More than a million Syrians under siege ‘at risk of starvation’
52 areas blockaded, almost all by regime troops, new figures suggest, as UN warns using food as a weapon is a ‘war crime’
Sieges across Syria have left more than a million people at risk of starvation, new figures suggested on Thursday, as Ban Ki-Moon, the UN secretary general, warned that “the use of food as a weapon of war is a war crime”.
According to Siege Watch, a study of populations living under blockade, 49 out of besieged 52 areas are encircled by troops loyal to Syria’s president, Bashar al-Assad. Another two have been cut off by rebel forces and one by Isil terrorists.
The most extreme effects have been felt in Madaya, the opposition enclave near the Lebanese border, where stories of almost 70 deaths by starvation have horrified the world. A second convoy of UN aid trucks reached the town last night, bringing flour and other essentials.
As the trucks arrived, some residents wept with relief. But others said the aid would remain as mere “crumbs” as long as the source of their misery – the regime’s crippling siege – remained in place.
“The whole world must know that this aid is not enough, it will not last more than 15 days,” said one man, Abdullah. “What we really want is to break the siege.”
After four months under medieval siege, civilians had survived on boiled leaves and dwindling bottles of cough syrup. Elderly residents died alone and from starvation, their bodies found days later.
In a video posted online earlier this week, an emaciated boy whose pleas for aid had been broadcast around the world was again shown calling for help. Suppressing a smile at first, Mohamed Eissa, said he was happy that aid had finally arrived.
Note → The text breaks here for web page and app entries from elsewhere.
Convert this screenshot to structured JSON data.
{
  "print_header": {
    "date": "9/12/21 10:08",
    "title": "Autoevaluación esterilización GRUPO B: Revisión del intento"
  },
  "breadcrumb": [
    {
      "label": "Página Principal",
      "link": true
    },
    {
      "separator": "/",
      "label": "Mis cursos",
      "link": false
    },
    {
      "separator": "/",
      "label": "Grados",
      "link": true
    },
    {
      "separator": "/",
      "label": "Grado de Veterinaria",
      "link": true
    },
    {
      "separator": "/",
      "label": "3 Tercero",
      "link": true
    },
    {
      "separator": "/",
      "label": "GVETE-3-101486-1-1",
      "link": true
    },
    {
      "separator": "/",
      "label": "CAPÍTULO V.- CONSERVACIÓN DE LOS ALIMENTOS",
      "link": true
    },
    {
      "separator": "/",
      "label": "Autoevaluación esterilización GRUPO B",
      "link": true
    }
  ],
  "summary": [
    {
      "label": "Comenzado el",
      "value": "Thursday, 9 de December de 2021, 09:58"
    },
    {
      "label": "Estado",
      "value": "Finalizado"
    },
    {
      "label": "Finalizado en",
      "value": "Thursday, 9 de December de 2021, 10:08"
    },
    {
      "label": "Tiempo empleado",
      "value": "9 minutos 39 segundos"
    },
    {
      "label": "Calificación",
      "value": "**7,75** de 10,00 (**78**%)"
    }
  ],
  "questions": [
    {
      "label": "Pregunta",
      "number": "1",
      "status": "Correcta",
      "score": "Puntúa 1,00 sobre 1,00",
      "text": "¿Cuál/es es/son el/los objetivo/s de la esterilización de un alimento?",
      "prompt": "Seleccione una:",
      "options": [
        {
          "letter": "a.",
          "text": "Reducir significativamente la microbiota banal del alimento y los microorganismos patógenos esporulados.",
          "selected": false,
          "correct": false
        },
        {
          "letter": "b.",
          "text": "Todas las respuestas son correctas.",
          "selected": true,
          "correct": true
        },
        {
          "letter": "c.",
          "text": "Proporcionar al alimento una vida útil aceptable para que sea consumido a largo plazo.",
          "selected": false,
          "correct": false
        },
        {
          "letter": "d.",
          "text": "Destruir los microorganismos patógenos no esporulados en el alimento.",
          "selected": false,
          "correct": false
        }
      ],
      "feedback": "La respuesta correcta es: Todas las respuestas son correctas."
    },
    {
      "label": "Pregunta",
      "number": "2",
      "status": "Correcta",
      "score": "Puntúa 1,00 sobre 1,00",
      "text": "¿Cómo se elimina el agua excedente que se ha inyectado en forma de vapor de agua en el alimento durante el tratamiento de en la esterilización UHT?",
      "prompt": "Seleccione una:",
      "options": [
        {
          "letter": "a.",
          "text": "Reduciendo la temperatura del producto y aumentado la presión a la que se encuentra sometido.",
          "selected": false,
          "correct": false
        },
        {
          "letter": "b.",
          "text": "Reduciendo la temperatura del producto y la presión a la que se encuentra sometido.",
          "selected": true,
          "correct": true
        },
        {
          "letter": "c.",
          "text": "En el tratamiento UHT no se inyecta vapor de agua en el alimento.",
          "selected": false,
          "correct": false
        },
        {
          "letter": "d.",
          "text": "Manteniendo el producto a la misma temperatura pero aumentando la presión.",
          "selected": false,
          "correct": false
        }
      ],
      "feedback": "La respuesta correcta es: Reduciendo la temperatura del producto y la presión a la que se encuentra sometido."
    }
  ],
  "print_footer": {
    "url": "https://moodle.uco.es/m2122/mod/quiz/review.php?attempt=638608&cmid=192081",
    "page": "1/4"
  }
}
But his face quickly fell when a voice off-camera asked if he was tired. “Yes,” he said.
UN officials said last week that the suffering in Madaya was worse than anything seen in Syria’s war. But other towns have come close. Aid groups say more than 560 people have died from blockades elsewhere, some from starvation, others from the toxins they ingested after foraging for dirty food.
Last night, activists in Moadamiya, seven miles from Mr Assad’s Damascus palace, said that six people had died since a regime siege on area was tightened on Christmas Day. “We’re completely isolated from the outside world,” said Dani Qappani, a local activist. “The people here boil olives and herbs in water. They burn plastic and old cloth for heat.”
Four people died there in the besieged suburb on Thursday, after their families were unable to take them out of the area for lifesaving treatment. One was a 15 year old boy with special needs, according to reports.
Thursday’s aid delivery was also bound for Fouaa and Kefraya, two northwestern towns encircled by fighters from Syria’s al-Qaeda group, Jabhat al-Nusra.
In a letter published on Thursday, more than 100 Syrian community and health workers accused the UN of failing to help besieged communities until it was too late. They accused the organisation of “creating unnecessary hurdles” to aid, waiting on regime permission despite two Security Council resolutions that authorise the practice without Mr Assad’s consent.
Many of the besieged areas close to Damascus, notably Ghouta and Douma, are only minutes away from UN warehouses full of aid.
Critics also say the aid deliveries, which come as part of a UN-brokered ceasefire agreement between regime and rebels, effectively reward siege tactics, encouraging commanders to use them for as long as they elicit concessions from the international community.
Staffan de Mistura, the UN envoy to Syria, said on Wednesday that world powers would push for “immediate action” to deliver aid to besieged areas, after talks in Geneva with ambassadors from the Security Council’s permanent members: Britain, China, France, Russia and the United States.
But inside Madaya, residents said they had lost faith. “The entry of crumbs… does not eliminate the hunger of hundreds of thousands of other people in this country,” said one man. “Even Madaya will return to hunger soon.”